We are dedicated to the cause of sentencing reform. America’s correctional system is deeply flawed. The damage wrought by current policies of mass incarceration damage us economically and socially.
Mass incarceration and current criminal justice policy costs billions of taxpayer dollars annually, rips apart families & incarcerates non-violent addicts.
We need criminal justice and sentencing reform that focuses on rehabilitation of non-violent offenders and programs that will reduce future recidivism. it’s not just for the inmates…it’s for all of us.
Desmond Tutu said,
“My humanity is bound up in yours, we can only be human together”
We, as a nation, cannot continue to dehumanize people as we currently are in our age of mass incarceration without losing our own humanity. We need to see inmates as people- people with families, friends, pasts AND futures.
Federal prosecutors believe that crime would spike and society would suffer in response to sentence reform. The National Association of Assistant U.S. Attorneys says elected officials should make no such change to our legislation system. Steve Cook, the association’s president, predicted the crime rate would rise and prosecutors would lose a tool to extract information if laws were made more lenient. Rather than focus on reducing sentences, he said, the government should consider building more prison facilities.
The U.S. has the highest number of prisoners in the world at about 2 million; with this being said we shouldn’t be building more prison facilities but reallocating those funds for rehabilitation programs. Federal prosecutors believe crime would spike but so would the taxes which we pay. If this nation keeps incarcerating men and women for unnecessary offenses, we the taxpayers are going to have to footing the bill.

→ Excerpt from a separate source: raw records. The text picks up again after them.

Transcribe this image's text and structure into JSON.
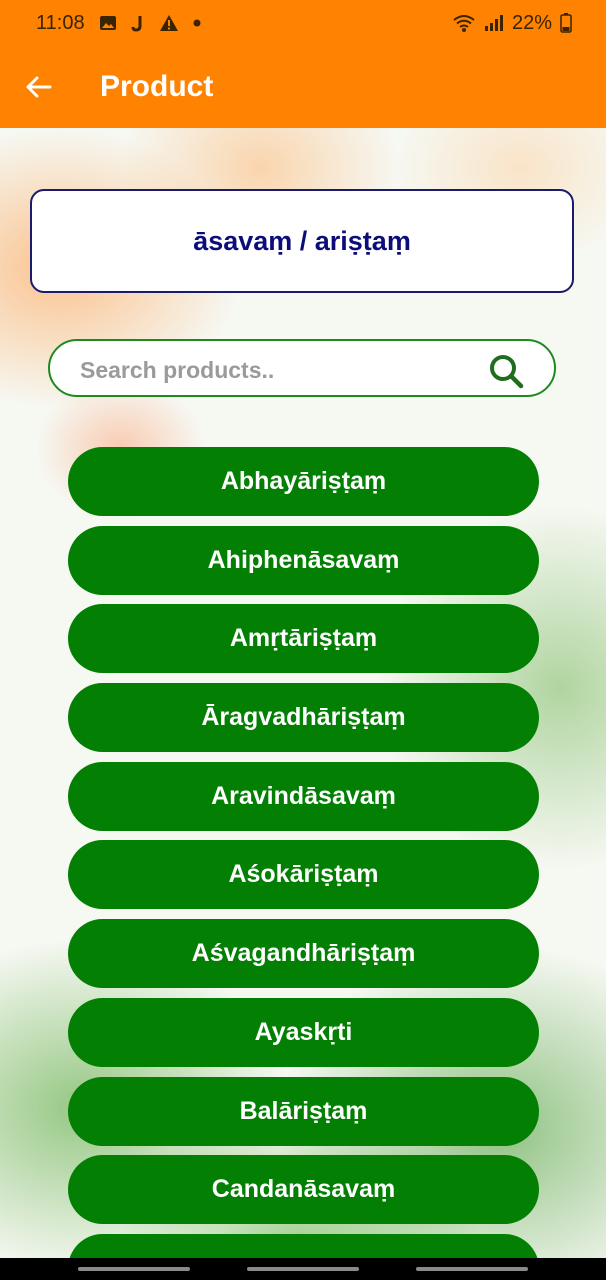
{
  "status_bar": {
    "time": "11:08",
    "left_icons": [
      "gallery-icon",
      "j-notification-icon",
      "warning-icon",
      "dot-icon"
    ],
    "battery": "22%",
    "right_icons": [
      "wifi-icon",
      "signal-icon",
      "battery-icon"
    ]
  },
  "app_bar": {
    "title": "Product",
    "back_icon": "arrow-left-icon"
  },
  "category": {
    "title": "āsavaṃ / ariṣṭaṃ"
  },
  "search": {
    "placeholder": "Search products..",
    "value": "",
    "icon": "search-icon"
  },
  "products": [
    "Abhayāriṣṭaṃ",
    "Ahiphenāsavaṃ",
    "Amṛtāriṣṭaṃ",
    "Āragvadhāriṣṭaṃ",
    "Aravindāsavaṃ",
    "Aśokāriṣṭaṃ",
    "Aśvagandhāriṣṭaṃ",
    "Ayaskṛti",
    "Balāriṣṭaṃ",
    "Candanāsavaṃ",
    ""
  ],
  "colors": {
    "accent": "#ff8200",
    "button_green": "#038003",
    "category_text": "#0d0d7a"
  }
}
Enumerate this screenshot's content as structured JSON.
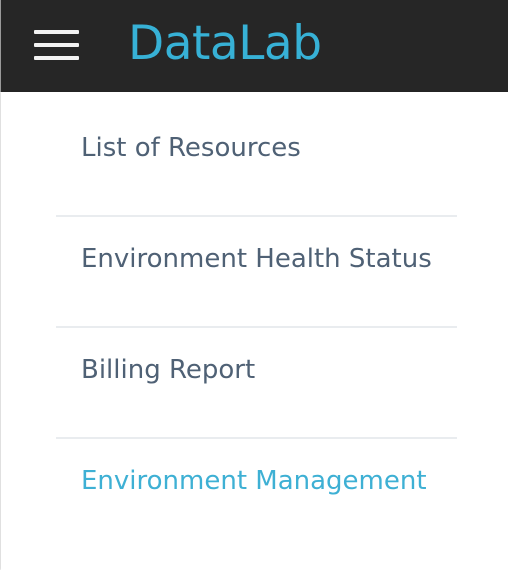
{
  "header": {
    "menu_icon": "hamburger-menu-icon",
    "brand": "DataLab",
    "brand_color": "#37b1d6",
    "background_color": "#262626"
  },
  "menu": {
    "items": [
      {
        "label": "List of Resources",
        "active": false
      },
      {
        "label": "Environment Health Status",
        "active": false
      },
      {
        "label": "Billing Report",
        "active": false
      },
      {
        "label": "Environment Management",
        "active": true
      }
    ],
    "text_color": "#4f6175",
    "active_color": "#3eb0d4"
  }
}
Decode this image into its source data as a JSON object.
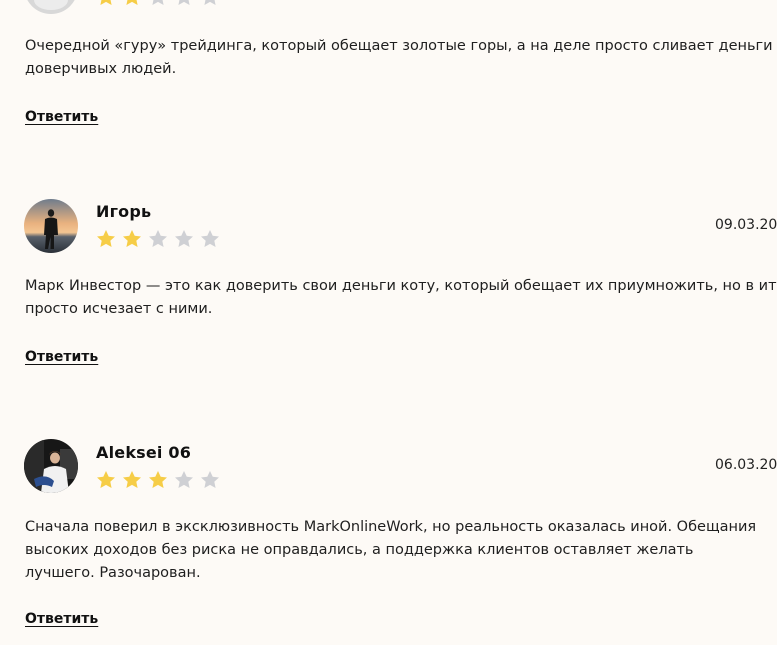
{
  "colors": {
    "background": "#fdfaf6",
    "star_filled": "#f6cd47",
    "star_empty": "#cfd0d4"
  },
  "reviews": [
    {
      "author": "",
      "date": "",
      "rating": 2,
      "text": "Очередной «гуру» трейдинга, который обещает золотые горы, а на деле просто сливает деньги доверчивых людей.",
      "reply_label": "Ответить"
    },
    {
      "author": "Игорь",
      "date": "09.03.20",
      "rating": 2,
      "text": "Марк Инвестор — это как доверить свои деньги коту, который обещает их приумножить, но в итоге просто исчезает с ними.",
      "reply_label": "Ответить",
      "avatar_icon": "user-photo-sunset-icon"
    },
    {
      "author": "Aleksei 06",
      "date": "06.03.20",
      "rating": 3,
      "text": "Сначала поверил в эксклюзивность MarkOnlineWork, но реальность оказалась иной. Обещания высоких доходов без риска не оправдались, а поддержка клиентов оставляет желать лучшего. Разочарован.",
      "reply_label": "Ответить",
      "avatar_icon": "user-photo-dark-icon"
    }
  ]
}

What Steve Cook and other sentence reform critics fail to see is that if we tighten our laws anymore we will have outrage. All 2 million families of the incarcerated have a voice, and just like you and me they deserve to be heard. Building more prison facilities isn’t going to solve the problem, it’s just going to slap a band aid on it. The underlying issue still remains strong as ever.
Putting people in prison is remarkably expensive, and long sentences mean big bills that last and last. In 2008 alone, states spent $47 billion on corrections. That’s money that could be spent on a number of other vital community needs, including:Education, Infrastructure, Libraries or museums,Clean water,Disaster preparedness,Antiterrorism.

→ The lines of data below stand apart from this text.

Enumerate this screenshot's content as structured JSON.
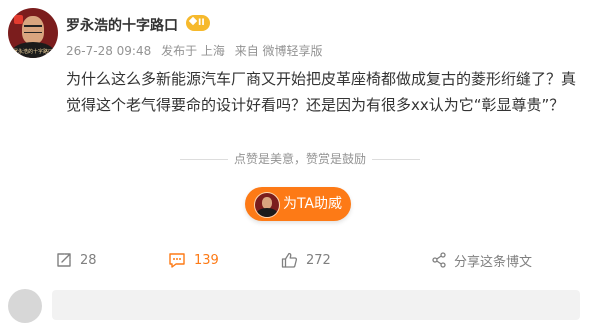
{
  "post": {
    "author": "罗永浩的十字路口",
    "level_badge": "II",
    "avatar_sign": "罗永浩的十字路口",
    "meta": {
      "time": "26-7-28 09:48",
      "location": "发布于 上海",
      "source": "来自 微博轻享版"
    },
    "content": "为什么这么多新能源汽车厂商又开始把皮革座椅都做成复古的菱形绗缝了？真觉得这个老气得要命的设计好看吗？还是因为有很多xx认为它“彰显尊贵”？",
    "encourage_text": "点赞是美意，赞赏是鼓励",
    "tip_button": "为TA助威"
  },
  "actions": {
    "reposts": "28",
    "comments": "139",
    "likes": "272",
    "share_label": "分享这条博文"
  },
  "colors": {
    "accent": "#fd7a16",
    "badge_gold": "#f6b92c",
    "muted_text": "#939393",
    "action_gray": "#808080"
  },
  "icons": {
    "repost": "repost-icon",
    "comment": "comment-icon",
    "like": "thumbs-up-icon",
    "share": "share-icon",
    "badge": "crown-badge-icon"
  }
}
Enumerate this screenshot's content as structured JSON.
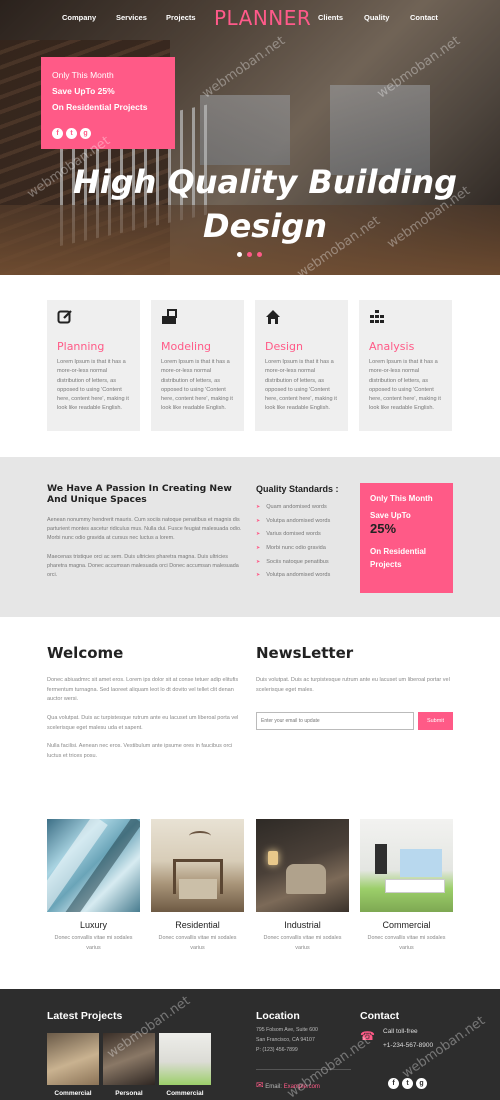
{
  "nav": {
    "left": [
      "Company",
      "Services",
      "Projects"
    ],
    "logo": "PLANNER",
    "right": [
      "Clients",
      "Quality",
      "Contact"
    ]
  },
  "hero": {
    "promo_line1": "Only This Month",
    "promo_line2": "Save UpTo 25%",
    "promo_line3": "On Residential Projects",
    "title_line1": "High Quality Building",
    "title_line2": "Design",
    "socials": [
      "f",
      "t",
      "g"
    ],
    "slides": 3,
    "active_slide": 1
  },
  "features": [
    {
      "icon": "edit-icon",
      "title": "Planning",
      "text": "Lorem Ipsum is that it has a more-or-less normal distribution of letters, as opposed to using 'Content here, content here', making it look like readable English."
    },
    {
      "icon": "blueprint-icon",
      "title": "Modeling",
      "text": "Lorem Ipsum is that it has a more-or-less normal distribution of letters, as opposed to using 'Content here, content here', making it look like readable English."
    },
    {
      "icon": "home-icon",
      "title": "Design",
      "text": "Lorem Ipsum is that it has a more-or-less normal distribution of letters, as opposed to using 'Content here, content here', making it look like readable English."
    },
    {
      "icon": "bars-icon",
      "title": "Analysis",
      "text": "Lorem Ipsum is that it has a more-or-less normal distribution of letters, as opposed to using 'Content here, content here', making it look like readable English."
    }
  ],
  "passion": {
    "title": "We Have A Passion In Creating New And Unique Spaces",
    "para1": "Aenean nonummy hendrerit mauris. Cum sociis natoque penatibus et magnis dis parturient montes ascetur ridiculus mus. Nulla dui. Fusce feugiat malesuada odio. Morbi nunc odio gravida at cursus nec luctus a lorem.",
    "para2": "Maecenas tristique orci ac sem. Duis ultricies pharetra magna. Duis ultricies pharetra magna. Donec accumsan malesuada orci Donec accumsan malesuada orci.",
    "quality_title": "Quality Standards :",
    "quality_items": [
      "Quam andomised words",
      "Volutpa andomised words",
      "Varius domised words",
      "Morbi nunc odio gravida",
      "Sociis natoque penatibus",
      "Volutpa andomised words"
    ],
    "offer_line1": "Only This Month",
    "offer_line2": "Save UpTo",
    "offer_line3": "25%",
    "offer_line4": "On Residential Projects"
  },
  "welcome": {
    "title": "Welcome",
    "para1": "Donec abiuadmrc sit amet eros. Lorem ips dolor sit at conse tetuer adip elitufis fermentum turnagna. Sed laoreet aliquam leot lo dt dovito vel tellet clit denan auctor wersi.",
    "para2": "Qua volutpat. Duis ac turpistesque rutrum ante eu lacuset um liberoal porta vel scelerisque eget malesu uda et sapent.",
    "para3": "Nulla facilisi. Aenean nec eros. Vestibulum ante ipsume ores in faucibus orci luctus et trices posu."
  },
  "newsletter": {
    "title": "NewsLetter",
    "text": "Duis volutpat. Duis ac turpistesque rutrum ante eu lacuset um liberoal portar vel scelerisque eget males.",
    "placeholder": "Enter your email to update",
    "submit": "Submit"
  },
  "gallery": [
    {
      "title": "Luxury",
      "text": "Donec convallis vitae mi sodales varius"
    },
    {
      "title": "Residential",
      "text": "Donec convallis vitae mi sodales varius"
    },
    {
      "title": "Industrial",
      "text": "Donec convallis vitae mi sodales varius"
    },
    {
      "title": "Commercial",
      "text": "Donec convallis vitae mi sodales varius"
    }
  ],
  "footer": {
    "projects_title": "Latest Projects",
    "projects": [
      "Commercial",
      "Personal",
      "Commercial"
    ],
    "location_title": "Location",
    "address1": "795 Folsom Ave, Suite 600",
    "address2": "San Francisco, CA 94107",
    "address3": "P: (123) 456-7899",
    "email_label": "Email:",
    "email": "Example.com",
    "contact_title": "Contact",
    "call_label": "Call toll-free",
    "phone": "+1-234-567-8900"
  },
  "watermark": "webmoban.net",
  "colors": {
    "accent": "#ff5a87",
    "footer": "#2d2d2d",
    "band": "#e6e6e6"
  }
}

So many innocent lives have been thrown away due to unjust incarceration rulings. As a society we are taught to scold, ostracize and dehumanize those shackled by our criminal justice system. We as a nation are taught to hate criminals. But the same people we are shunning from society are the ones who birthed us and raised many of us.
Life is full of second chances, and that’s what this sentence reform bill is for those incarcerated. A second chance on life…hope.
Although taking a comedic approach to talking about mandatory minimums, Oliver goes into important detail about fixed prison prison sentences and why our system treats some offenders better than most low- level offenders.
Hey guys, I’m Taylor and I’m a Junior and Communication major at the University of Maryland at the Universities of Shady Grove. With my degree I hope to start my own public relations firm, concentrating on sports branding and broadcast media.
As our nation is continuing to grow and develop, so should the laws in which our jurisdiction system is based on. It only takes one person to change your life: you. I hope our blog on sentence reform inspires our readers so that they too can make a change in the world.